● DATA FOR REVIEW:
-----

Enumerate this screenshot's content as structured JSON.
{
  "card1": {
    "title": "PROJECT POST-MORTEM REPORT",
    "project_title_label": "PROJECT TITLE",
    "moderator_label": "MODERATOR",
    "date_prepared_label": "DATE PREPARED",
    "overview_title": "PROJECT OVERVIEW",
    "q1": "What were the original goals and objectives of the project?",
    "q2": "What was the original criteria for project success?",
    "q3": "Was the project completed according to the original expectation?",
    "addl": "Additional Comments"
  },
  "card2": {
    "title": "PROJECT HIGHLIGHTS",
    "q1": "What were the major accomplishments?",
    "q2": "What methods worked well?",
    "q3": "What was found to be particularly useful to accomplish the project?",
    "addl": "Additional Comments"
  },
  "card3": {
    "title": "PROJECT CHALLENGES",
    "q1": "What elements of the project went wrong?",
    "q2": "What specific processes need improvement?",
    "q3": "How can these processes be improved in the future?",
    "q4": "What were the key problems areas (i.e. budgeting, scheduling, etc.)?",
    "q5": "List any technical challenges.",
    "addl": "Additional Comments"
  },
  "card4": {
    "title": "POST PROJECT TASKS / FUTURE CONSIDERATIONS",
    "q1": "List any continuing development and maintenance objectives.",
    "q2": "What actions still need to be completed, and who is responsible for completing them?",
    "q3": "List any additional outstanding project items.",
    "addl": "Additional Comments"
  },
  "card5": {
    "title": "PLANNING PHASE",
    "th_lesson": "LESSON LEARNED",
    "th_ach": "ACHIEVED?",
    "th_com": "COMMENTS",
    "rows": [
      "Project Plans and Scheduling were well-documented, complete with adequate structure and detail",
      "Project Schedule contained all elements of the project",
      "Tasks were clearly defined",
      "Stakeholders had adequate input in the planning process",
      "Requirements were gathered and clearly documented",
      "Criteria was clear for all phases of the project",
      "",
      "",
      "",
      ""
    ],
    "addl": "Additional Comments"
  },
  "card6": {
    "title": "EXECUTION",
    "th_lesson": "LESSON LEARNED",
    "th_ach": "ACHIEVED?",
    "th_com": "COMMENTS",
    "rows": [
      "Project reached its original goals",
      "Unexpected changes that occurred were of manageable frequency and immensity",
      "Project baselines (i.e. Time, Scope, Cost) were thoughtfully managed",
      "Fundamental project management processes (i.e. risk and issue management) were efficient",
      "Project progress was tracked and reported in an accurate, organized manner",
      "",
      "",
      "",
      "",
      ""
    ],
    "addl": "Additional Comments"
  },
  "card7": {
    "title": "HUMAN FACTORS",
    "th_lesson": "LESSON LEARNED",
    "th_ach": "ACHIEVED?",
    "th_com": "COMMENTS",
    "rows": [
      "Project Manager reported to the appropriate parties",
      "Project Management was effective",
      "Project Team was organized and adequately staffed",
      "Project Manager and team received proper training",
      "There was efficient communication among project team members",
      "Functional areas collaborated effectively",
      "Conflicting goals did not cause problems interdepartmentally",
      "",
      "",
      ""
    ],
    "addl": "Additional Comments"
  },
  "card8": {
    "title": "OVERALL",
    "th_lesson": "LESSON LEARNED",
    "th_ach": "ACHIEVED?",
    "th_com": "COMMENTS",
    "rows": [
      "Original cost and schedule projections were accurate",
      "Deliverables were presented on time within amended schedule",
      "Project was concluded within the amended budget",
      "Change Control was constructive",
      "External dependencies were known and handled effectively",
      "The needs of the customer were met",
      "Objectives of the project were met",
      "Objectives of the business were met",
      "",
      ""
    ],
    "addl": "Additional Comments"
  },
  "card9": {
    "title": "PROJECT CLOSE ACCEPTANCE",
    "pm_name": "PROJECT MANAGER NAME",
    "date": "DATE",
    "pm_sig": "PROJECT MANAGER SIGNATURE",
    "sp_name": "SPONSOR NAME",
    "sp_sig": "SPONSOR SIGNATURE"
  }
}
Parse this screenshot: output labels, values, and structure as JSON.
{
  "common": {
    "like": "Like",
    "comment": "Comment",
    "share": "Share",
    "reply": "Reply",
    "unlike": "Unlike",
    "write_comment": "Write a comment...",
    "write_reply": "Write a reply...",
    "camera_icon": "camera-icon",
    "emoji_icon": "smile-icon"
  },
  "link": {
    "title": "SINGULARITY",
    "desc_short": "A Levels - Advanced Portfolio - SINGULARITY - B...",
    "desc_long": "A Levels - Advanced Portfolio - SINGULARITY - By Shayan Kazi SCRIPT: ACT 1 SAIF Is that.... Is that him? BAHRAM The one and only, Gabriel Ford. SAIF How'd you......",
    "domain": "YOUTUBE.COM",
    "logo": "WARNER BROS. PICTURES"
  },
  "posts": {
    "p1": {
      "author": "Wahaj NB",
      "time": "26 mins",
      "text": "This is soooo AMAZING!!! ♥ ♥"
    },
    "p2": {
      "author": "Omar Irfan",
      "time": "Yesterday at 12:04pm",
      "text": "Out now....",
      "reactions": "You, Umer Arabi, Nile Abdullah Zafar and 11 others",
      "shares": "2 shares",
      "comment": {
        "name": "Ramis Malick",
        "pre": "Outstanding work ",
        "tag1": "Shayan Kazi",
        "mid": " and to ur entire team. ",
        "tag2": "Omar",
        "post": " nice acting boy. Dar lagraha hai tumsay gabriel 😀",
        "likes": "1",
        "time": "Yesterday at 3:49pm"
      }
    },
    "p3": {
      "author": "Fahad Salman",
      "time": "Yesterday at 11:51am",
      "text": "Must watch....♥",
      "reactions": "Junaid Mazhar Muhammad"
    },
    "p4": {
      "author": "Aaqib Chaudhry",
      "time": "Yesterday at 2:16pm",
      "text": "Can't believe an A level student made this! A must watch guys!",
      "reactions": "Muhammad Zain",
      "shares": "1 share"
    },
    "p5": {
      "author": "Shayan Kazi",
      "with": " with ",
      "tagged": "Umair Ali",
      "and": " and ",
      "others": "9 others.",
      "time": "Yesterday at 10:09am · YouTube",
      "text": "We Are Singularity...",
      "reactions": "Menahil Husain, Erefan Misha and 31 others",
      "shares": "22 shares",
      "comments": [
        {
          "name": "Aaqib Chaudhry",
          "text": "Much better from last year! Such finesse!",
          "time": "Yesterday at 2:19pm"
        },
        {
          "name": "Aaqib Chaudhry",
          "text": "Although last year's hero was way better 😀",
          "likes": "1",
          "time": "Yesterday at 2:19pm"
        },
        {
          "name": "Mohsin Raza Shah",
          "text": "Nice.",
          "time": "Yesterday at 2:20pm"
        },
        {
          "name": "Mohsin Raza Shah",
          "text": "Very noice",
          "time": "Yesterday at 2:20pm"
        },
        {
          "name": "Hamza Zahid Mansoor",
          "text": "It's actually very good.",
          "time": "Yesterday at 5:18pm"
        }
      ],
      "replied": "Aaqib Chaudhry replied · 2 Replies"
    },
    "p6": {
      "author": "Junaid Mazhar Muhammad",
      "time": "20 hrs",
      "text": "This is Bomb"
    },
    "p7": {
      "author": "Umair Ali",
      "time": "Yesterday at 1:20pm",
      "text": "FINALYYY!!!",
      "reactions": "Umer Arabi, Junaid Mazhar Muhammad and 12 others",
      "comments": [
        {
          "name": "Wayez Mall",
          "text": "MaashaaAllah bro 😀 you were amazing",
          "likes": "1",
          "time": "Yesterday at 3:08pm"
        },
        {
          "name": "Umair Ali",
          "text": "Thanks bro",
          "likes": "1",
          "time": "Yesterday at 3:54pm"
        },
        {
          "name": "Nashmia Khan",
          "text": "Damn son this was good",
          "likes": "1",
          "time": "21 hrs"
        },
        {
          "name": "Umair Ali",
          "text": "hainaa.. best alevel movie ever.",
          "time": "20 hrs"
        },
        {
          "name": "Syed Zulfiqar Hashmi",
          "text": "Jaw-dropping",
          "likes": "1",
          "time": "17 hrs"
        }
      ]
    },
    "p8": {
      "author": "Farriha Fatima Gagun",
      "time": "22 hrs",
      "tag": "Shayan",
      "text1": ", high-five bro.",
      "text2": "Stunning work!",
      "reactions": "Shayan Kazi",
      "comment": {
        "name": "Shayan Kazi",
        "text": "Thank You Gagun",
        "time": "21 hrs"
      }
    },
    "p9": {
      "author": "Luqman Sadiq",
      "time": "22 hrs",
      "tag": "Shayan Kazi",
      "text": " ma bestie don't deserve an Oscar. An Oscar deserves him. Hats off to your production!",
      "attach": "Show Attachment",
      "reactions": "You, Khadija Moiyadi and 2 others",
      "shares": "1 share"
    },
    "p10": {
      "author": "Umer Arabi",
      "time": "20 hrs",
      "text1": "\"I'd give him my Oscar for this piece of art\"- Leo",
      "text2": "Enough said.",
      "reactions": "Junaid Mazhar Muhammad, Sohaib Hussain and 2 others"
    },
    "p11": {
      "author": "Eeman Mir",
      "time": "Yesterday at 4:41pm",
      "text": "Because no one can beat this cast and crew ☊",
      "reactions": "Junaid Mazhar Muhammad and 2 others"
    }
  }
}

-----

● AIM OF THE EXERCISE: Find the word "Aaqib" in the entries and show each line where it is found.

● REPLY TO THE EXERCISE:
      "author": "Aaqib Chaudhry",
          "name": "Aaqib Chaudhry",
          "name": "Aaqib Chaudhry",
      "replied": "Aaqib Chaudhry replied · 2 Replies"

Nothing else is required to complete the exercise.